→ **Task objective**:
Every line that contains the word "Edge" is to be copied from the listing.

→ **Records for this task**:
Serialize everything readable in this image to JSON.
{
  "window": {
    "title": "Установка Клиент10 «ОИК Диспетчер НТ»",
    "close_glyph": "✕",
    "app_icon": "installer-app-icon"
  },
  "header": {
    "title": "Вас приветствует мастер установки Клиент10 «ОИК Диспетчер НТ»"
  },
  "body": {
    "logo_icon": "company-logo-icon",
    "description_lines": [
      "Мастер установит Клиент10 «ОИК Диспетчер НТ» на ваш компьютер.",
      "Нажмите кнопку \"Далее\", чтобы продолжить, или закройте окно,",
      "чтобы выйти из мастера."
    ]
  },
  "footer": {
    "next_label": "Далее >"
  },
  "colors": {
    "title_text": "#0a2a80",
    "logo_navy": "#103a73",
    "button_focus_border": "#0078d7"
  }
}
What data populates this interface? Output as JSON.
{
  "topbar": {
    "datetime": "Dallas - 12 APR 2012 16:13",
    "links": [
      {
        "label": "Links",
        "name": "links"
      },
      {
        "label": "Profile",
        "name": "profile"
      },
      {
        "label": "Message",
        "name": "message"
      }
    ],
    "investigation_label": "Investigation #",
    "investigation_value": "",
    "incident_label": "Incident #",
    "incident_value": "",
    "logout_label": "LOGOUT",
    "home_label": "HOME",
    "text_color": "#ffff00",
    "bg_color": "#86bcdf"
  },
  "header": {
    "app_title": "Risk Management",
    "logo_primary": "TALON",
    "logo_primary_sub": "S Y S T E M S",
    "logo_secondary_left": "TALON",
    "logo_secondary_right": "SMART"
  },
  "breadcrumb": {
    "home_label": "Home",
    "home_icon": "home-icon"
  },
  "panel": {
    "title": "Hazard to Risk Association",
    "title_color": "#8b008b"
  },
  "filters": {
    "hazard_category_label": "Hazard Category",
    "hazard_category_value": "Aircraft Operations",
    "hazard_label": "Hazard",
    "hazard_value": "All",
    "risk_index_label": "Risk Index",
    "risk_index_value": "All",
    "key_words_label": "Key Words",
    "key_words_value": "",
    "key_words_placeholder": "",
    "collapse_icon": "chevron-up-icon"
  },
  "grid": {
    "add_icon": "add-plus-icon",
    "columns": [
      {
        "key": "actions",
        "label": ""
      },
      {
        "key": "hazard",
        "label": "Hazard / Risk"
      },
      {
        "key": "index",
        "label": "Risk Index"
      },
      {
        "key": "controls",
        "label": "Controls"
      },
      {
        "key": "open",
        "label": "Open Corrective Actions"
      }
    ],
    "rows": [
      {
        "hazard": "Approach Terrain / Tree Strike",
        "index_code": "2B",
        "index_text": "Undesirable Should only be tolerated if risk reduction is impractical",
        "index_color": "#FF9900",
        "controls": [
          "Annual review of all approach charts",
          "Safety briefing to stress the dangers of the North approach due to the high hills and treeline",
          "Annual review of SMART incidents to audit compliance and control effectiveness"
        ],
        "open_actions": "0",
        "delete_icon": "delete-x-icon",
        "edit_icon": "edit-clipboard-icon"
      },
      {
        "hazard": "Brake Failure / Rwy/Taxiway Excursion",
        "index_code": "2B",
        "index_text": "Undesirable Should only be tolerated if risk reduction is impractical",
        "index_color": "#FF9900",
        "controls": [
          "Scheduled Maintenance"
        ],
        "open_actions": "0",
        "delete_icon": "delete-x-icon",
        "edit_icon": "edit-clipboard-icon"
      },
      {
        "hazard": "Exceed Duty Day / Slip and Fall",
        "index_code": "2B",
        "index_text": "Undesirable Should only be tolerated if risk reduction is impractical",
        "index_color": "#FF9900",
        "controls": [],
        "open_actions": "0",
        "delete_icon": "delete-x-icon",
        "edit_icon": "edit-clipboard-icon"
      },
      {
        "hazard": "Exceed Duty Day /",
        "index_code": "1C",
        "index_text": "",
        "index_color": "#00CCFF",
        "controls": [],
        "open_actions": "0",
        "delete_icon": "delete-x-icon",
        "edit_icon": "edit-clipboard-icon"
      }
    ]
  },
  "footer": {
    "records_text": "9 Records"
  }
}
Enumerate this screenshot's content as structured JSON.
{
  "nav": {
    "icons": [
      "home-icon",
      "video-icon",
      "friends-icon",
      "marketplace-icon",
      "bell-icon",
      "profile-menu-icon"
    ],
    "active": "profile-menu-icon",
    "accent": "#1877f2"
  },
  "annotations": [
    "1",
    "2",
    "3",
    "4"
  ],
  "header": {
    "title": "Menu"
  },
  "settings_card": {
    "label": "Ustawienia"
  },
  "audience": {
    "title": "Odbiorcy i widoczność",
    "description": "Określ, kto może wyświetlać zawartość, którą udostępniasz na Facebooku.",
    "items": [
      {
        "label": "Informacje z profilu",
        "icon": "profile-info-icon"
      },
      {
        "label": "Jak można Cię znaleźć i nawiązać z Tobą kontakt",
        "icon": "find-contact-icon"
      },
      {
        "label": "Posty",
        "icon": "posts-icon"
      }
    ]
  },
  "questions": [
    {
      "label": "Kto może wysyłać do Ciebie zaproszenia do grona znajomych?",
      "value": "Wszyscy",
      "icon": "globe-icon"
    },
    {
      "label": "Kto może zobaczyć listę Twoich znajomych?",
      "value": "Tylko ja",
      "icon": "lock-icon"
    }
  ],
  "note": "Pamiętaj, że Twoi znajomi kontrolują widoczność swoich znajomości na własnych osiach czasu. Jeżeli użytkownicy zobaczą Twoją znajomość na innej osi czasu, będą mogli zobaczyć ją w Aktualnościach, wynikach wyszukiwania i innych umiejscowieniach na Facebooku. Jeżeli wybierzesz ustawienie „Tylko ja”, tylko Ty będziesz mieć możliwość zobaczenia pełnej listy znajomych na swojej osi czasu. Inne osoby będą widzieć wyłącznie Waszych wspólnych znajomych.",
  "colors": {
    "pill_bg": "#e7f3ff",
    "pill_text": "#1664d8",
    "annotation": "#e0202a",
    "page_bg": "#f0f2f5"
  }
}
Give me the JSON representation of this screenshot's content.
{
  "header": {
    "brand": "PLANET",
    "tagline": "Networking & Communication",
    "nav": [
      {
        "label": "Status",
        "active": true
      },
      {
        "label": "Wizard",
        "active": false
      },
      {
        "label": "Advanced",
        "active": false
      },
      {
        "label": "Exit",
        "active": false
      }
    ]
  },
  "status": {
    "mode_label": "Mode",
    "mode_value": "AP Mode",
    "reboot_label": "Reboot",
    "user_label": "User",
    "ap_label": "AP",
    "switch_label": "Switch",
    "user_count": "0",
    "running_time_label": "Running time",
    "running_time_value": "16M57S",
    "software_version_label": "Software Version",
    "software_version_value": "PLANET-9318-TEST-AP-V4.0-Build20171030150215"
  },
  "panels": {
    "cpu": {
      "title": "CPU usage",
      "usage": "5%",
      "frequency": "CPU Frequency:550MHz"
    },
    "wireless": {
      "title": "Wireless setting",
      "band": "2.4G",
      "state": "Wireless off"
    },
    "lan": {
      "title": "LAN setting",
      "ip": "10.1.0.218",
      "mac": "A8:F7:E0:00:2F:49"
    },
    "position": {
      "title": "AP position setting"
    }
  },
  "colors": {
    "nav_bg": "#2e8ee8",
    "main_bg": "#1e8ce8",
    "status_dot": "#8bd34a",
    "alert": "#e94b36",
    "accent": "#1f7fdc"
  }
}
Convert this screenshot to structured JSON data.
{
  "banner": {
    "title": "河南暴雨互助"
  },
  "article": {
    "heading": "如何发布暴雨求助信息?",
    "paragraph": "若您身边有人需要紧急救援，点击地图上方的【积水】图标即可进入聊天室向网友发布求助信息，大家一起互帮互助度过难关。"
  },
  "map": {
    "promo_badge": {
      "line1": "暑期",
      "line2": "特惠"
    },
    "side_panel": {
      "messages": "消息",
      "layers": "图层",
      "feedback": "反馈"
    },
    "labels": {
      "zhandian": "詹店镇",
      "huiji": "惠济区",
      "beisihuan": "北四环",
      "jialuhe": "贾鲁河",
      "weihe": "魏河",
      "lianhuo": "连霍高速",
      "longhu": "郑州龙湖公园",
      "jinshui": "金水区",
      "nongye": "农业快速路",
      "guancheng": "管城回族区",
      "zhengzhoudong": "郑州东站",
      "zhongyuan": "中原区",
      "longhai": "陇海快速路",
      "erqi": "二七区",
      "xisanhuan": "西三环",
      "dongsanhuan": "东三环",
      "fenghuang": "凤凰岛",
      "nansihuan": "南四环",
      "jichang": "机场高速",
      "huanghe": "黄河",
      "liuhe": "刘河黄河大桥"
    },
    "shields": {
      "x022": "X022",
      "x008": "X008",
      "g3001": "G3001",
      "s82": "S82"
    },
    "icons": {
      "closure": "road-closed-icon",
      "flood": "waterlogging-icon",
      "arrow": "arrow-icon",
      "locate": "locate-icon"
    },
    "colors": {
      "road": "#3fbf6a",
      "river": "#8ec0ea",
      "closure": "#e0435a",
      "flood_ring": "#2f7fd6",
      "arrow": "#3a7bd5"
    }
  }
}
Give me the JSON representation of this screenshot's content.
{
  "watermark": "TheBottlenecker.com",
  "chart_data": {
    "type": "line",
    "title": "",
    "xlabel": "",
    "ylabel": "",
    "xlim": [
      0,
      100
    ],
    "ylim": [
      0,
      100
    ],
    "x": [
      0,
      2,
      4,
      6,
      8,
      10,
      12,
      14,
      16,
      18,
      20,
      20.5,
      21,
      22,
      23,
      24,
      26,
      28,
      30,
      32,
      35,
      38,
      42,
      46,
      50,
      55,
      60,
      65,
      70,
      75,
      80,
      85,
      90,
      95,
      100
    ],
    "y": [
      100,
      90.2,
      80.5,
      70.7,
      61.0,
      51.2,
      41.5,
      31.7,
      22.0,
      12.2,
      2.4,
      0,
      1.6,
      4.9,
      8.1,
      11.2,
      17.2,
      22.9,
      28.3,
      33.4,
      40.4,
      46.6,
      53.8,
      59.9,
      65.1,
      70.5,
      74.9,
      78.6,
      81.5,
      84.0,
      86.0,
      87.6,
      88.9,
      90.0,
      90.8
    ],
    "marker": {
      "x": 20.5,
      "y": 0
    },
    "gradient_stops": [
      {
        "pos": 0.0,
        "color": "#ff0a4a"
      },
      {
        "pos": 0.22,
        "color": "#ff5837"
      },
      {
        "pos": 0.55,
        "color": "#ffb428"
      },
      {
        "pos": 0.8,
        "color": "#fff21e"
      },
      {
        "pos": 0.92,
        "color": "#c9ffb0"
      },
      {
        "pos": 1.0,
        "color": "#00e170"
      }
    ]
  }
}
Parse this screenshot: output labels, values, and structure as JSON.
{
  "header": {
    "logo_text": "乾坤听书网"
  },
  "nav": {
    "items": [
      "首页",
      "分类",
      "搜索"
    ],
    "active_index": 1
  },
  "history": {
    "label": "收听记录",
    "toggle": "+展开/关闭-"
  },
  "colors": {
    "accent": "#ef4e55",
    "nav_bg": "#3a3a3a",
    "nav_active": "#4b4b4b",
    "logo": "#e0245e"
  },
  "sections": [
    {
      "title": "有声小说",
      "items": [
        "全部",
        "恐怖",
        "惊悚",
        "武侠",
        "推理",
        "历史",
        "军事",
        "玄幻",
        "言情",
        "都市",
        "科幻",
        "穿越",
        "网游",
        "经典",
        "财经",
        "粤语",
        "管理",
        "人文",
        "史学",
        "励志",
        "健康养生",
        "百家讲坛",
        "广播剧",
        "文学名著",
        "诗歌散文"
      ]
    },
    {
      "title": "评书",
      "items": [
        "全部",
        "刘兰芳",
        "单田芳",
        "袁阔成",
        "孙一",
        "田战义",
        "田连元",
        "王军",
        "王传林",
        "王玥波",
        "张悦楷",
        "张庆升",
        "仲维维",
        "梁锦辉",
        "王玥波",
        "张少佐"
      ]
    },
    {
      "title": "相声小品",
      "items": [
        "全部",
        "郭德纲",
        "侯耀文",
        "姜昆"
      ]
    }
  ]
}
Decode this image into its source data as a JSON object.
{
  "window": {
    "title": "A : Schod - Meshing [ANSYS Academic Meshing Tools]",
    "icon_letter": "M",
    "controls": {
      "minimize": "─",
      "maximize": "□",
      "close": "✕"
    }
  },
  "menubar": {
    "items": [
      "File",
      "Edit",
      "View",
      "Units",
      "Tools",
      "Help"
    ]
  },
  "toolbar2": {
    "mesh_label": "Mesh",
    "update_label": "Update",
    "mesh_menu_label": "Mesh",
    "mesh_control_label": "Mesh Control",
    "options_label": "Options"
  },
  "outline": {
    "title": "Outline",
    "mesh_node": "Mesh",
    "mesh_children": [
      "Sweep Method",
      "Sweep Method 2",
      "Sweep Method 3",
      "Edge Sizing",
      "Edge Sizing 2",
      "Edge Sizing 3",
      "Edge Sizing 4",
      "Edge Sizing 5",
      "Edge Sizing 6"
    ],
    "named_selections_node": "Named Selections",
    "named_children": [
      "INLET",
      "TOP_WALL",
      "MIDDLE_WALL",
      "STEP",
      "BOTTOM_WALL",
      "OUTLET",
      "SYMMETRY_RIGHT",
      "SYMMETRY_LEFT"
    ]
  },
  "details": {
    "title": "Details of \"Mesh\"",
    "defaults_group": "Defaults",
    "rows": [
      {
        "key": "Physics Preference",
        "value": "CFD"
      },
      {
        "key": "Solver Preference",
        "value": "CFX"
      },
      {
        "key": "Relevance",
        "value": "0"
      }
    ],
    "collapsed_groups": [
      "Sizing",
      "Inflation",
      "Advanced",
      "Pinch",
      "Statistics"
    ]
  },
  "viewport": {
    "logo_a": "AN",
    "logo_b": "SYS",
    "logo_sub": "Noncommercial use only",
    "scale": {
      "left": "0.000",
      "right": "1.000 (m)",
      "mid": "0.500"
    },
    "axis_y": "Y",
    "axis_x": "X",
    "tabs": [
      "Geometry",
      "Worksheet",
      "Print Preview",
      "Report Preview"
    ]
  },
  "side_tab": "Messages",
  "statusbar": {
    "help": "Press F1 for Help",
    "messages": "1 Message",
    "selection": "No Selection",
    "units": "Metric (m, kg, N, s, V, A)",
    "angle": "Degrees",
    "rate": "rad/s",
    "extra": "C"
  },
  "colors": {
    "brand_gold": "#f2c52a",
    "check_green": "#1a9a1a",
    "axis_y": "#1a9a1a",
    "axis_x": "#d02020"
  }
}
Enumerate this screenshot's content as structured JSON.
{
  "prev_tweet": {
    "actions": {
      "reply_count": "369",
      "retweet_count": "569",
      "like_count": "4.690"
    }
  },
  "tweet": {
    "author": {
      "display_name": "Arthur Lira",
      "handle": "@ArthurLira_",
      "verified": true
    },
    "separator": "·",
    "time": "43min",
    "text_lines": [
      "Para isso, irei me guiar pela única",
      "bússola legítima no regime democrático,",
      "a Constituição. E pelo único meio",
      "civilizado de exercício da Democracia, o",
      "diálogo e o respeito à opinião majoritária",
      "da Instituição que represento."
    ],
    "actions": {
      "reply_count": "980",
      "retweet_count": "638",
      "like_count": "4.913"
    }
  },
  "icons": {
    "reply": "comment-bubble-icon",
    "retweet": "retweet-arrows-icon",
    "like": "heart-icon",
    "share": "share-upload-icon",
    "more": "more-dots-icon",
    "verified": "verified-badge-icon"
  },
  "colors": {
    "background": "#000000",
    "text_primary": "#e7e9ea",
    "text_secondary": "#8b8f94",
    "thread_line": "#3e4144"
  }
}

→ **Written response**:
      "Edge Sizing",
      "Edge Sizing 2",
      "Edge Sizing 3",
      "Edge Sizing 4",
      "Edge Sizing 5",
      "Edge Sizing 6"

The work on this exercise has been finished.